Go through the material underneath and show every line where the string "data" occurs.
--------
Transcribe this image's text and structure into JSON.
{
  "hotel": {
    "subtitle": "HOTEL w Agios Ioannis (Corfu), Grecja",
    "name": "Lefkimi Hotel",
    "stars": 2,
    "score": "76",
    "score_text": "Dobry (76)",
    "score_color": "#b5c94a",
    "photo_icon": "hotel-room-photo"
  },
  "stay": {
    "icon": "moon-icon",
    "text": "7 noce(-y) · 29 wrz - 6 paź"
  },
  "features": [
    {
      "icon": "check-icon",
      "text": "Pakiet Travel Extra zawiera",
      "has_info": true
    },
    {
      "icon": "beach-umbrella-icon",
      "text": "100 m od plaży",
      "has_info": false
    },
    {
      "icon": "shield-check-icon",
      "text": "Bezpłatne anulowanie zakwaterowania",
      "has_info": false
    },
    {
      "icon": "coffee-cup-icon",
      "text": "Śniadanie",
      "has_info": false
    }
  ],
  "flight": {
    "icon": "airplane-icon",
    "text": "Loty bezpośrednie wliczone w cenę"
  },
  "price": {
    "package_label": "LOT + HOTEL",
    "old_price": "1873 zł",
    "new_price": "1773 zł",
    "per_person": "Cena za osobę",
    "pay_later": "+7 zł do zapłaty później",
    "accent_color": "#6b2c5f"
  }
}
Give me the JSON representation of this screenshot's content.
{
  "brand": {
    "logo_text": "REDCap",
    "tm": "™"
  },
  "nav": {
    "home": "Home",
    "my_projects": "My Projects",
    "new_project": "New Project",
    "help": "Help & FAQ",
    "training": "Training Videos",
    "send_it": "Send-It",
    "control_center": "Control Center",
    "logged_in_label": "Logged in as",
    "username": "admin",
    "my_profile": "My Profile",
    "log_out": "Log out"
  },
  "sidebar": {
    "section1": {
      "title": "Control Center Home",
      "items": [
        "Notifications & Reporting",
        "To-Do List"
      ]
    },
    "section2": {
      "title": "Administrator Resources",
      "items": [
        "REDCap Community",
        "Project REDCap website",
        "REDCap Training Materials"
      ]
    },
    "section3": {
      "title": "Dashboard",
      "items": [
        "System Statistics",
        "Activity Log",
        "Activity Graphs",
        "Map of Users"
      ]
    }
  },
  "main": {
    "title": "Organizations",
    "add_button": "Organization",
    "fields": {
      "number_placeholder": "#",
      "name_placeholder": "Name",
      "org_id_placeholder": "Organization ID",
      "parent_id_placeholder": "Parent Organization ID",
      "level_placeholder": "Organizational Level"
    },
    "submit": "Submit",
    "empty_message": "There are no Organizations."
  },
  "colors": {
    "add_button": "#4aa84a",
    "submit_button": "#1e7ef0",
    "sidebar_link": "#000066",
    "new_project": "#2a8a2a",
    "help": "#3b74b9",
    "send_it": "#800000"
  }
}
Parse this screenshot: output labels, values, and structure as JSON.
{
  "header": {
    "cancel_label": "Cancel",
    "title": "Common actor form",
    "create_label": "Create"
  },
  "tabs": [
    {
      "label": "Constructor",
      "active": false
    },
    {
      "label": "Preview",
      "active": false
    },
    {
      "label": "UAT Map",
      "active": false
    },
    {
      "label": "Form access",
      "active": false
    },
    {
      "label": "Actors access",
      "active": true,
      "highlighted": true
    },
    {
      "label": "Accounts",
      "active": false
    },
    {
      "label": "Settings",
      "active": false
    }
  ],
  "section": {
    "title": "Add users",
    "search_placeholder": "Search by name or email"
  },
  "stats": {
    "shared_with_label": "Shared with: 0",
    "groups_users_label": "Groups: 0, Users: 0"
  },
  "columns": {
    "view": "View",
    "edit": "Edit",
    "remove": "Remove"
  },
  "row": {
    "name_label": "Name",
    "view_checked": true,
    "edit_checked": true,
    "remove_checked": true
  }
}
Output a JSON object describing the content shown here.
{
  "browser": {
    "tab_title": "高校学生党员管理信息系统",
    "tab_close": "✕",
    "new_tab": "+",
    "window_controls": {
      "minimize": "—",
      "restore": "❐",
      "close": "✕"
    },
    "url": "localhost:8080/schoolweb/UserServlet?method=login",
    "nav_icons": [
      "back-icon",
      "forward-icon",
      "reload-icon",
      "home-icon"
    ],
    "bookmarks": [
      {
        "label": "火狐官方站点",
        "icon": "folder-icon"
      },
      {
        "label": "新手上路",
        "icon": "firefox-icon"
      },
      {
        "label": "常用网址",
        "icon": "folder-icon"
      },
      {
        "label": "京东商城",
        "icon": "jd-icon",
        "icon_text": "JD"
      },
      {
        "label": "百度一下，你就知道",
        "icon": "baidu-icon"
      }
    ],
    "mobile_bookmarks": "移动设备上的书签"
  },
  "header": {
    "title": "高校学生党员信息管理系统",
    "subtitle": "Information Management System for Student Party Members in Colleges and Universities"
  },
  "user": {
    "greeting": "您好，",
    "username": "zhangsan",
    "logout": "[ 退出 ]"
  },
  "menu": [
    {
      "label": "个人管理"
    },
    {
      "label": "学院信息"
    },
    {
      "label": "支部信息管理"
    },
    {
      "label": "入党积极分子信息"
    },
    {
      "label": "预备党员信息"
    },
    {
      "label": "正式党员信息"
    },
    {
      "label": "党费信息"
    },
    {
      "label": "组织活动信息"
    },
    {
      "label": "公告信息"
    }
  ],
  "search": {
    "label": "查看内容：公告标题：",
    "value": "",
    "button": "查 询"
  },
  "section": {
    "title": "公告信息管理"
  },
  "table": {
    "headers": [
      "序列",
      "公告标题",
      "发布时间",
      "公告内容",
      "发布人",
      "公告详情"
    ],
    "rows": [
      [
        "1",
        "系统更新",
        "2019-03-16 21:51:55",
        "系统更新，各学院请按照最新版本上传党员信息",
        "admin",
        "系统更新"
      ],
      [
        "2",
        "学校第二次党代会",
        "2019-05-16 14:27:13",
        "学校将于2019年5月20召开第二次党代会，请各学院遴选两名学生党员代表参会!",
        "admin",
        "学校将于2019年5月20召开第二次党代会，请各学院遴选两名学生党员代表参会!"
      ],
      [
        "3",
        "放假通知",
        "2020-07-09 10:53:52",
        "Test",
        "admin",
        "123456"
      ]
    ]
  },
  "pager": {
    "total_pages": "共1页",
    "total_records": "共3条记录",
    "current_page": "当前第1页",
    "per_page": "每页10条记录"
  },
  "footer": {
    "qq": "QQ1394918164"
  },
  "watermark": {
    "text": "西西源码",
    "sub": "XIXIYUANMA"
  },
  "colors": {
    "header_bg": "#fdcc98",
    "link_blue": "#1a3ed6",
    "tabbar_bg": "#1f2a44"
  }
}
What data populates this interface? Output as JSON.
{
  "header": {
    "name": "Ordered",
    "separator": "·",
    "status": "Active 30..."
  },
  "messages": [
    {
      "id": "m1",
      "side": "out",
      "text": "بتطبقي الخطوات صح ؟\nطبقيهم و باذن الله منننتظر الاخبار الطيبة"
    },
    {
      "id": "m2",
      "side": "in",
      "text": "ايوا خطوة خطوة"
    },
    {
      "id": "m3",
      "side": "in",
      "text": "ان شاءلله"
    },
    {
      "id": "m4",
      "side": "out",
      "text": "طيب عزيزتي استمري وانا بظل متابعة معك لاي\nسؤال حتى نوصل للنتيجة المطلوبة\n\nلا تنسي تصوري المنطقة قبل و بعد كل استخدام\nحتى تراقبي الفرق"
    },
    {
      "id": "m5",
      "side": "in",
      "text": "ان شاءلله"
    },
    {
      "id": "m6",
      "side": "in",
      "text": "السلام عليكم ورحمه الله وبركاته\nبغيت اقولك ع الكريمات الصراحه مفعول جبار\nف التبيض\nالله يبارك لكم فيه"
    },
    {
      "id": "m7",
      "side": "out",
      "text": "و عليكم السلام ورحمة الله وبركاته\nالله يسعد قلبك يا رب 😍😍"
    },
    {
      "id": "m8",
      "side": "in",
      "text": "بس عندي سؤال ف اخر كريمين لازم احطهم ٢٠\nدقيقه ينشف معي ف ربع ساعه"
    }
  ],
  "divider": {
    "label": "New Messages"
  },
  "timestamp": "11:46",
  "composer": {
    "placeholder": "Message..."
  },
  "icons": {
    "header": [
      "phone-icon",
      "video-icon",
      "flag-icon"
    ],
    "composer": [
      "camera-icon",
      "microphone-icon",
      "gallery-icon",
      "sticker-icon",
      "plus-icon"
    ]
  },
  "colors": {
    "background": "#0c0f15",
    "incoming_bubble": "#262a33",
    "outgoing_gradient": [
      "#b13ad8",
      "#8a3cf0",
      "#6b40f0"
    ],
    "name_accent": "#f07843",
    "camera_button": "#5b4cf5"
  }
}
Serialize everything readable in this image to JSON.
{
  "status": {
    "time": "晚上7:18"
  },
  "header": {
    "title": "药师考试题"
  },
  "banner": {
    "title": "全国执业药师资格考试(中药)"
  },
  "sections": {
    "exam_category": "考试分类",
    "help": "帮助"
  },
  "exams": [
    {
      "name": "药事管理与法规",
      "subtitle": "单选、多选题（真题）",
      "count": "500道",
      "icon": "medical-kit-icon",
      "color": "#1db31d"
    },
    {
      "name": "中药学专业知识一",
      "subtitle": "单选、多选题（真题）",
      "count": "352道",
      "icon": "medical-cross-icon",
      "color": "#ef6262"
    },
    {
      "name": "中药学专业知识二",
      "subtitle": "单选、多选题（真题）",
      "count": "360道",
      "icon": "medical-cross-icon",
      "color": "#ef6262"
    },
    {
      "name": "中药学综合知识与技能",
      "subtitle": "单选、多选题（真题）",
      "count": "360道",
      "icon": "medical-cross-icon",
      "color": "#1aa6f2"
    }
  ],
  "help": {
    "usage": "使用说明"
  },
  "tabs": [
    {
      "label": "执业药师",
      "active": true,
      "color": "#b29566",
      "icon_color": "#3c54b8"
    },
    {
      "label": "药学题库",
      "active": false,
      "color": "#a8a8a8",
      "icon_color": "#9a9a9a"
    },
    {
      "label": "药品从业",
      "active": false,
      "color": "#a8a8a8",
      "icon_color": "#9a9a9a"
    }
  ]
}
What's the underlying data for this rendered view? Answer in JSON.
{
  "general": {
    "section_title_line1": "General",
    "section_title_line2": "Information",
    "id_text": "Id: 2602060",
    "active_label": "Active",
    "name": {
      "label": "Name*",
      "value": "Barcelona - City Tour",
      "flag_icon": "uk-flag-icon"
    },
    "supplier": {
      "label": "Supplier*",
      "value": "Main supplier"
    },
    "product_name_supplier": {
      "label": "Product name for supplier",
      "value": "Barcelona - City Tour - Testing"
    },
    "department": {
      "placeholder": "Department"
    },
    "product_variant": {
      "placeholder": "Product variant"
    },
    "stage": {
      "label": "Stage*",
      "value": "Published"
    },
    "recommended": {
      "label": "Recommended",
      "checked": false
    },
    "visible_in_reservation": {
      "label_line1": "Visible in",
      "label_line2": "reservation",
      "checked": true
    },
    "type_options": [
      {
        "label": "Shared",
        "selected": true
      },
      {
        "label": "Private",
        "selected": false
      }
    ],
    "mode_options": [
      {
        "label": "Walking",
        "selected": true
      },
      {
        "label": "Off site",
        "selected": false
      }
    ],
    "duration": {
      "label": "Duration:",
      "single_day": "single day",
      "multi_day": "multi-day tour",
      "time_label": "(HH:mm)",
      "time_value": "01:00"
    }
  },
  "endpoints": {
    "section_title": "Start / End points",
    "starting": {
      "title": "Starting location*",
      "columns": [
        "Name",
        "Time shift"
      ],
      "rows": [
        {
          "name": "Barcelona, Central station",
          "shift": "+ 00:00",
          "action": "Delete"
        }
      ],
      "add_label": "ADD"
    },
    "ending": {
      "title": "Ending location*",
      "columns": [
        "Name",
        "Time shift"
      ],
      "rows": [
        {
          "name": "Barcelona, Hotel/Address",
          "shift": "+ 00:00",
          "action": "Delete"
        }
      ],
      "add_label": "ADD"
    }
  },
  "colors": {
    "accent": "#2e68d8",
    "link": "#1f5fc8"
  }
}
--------
#### [WRITTEN RESPONSE]
What data populates this interface? Output as JSON.
What's the underlying data for this rendered view? Answer in JSON.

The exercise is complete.